When an insight is reached in AUJIK, it reveals its surrounding space, connections and implies for a vast amount of a more complex tasks, constructed in a sort of nod pattern, lying in wait to be discovered. There is a scattering progression that renders enlightenment and insight, yet due to eternally dynamic system it fails to develop. So, it is more like Sisyphus stone that multiplies, than nirvana-like endeavour.
Another keystone in AUJIK’s worldviews is that everything in nature – whether it’s a stone or a robot – is extracted from the same source. With technology it is just a matter of revealing and distinguishing it from other more primitive forms of matters. AUJIK commonly refers that the pattern is hidden beneath the snow.
Some older things still circulate in my head. Recently once again I did read Solaris by Stanislaw Lem. It is a science fiction novel from the beginning of the 1960s, still it raises quite a lot of very interesting questions, and one of the leading ones is that we might have badly underestimated environments that we are dealing with. And then the French philosopher Michel Serres in his recent interview noted that if normally we determine subject, as such, by its abilities to receive, process and distribute information, then with knowledge we now have on our environment, we can speak about it as a subject too.
More from an ecological perspective, but as a cherry on the cake, there is a stand-up comedy titled Arrogance of Mankind by the American actor and social critic George Carlin, who says that maybe the Earth needed plastic as its little children, but couldn’t do it by itself, so invented us. And as it has plenty of plastics now, we became kind of superfluous, you see.
What I’m trying to say is that perhaps you are right. All these AI entities might have a magnificent potential, which will radically change a lot of things. But it is all so interconnected and complex, and perhaps at the core of it all lays a much deeper self-determined intelligence, than we could even imagine, that binds it (us) all. So here we come up with what we have started, as AUJIK noted: the refined nature originates from the primitive and vice versa.
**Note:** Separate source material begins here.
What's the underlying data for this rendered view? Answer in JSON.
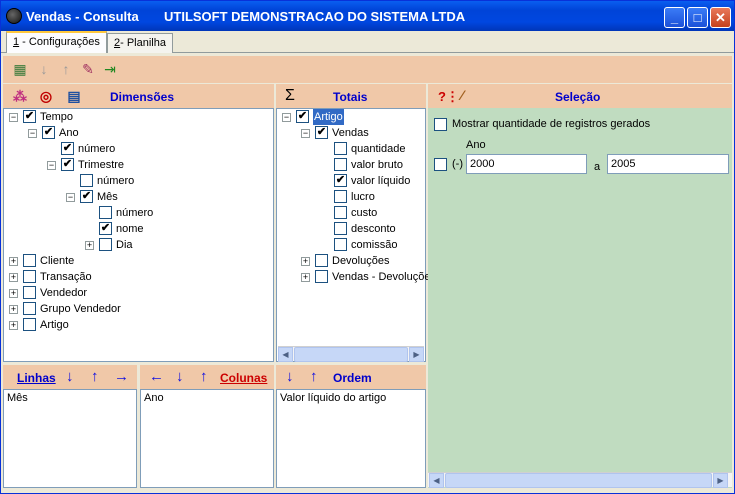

Thank you for an inspiring conversation.
AUJIK, Plasticity Unfolding, Music by AUJIK, 5‘, 2014.
Gökçenur Ç., We Are in the World, So Are Words How Nice Everyone’s Here, Selected Poems.[http://issuu.com/gokcenur/docs/we_are_in_the_world_words_too_are_ ]
 A theoretical test invented by the British computer scientist Alan Turing to reveal if it’s an AI or a human being.
https://www.youtube.com/watch?v=ndnd-ERnWew, and especially the beginning of the extract.
A more comprehensive, self-awarded, complex and human like AI.
Paul Feigelfeld, Media Archaeology Out of Nature: An Interview with Jussi Parikka, in: e-flux journal, No. 62, 2015, http://www.e-flux.com/journal/media-archaeology-out-of-nature-an-interview-with-jussi-parikka/.
AUJIK, A Forest within A Forest, Music by Mira Calix – Hiccup from the album Skimskitta, written and produced by Mira Calix, 5‘09‘‘, 2000.
Paul Galves talks with Michel Serres, „Second Nature“, in: Artforum, New York, [interactive], 2014, September,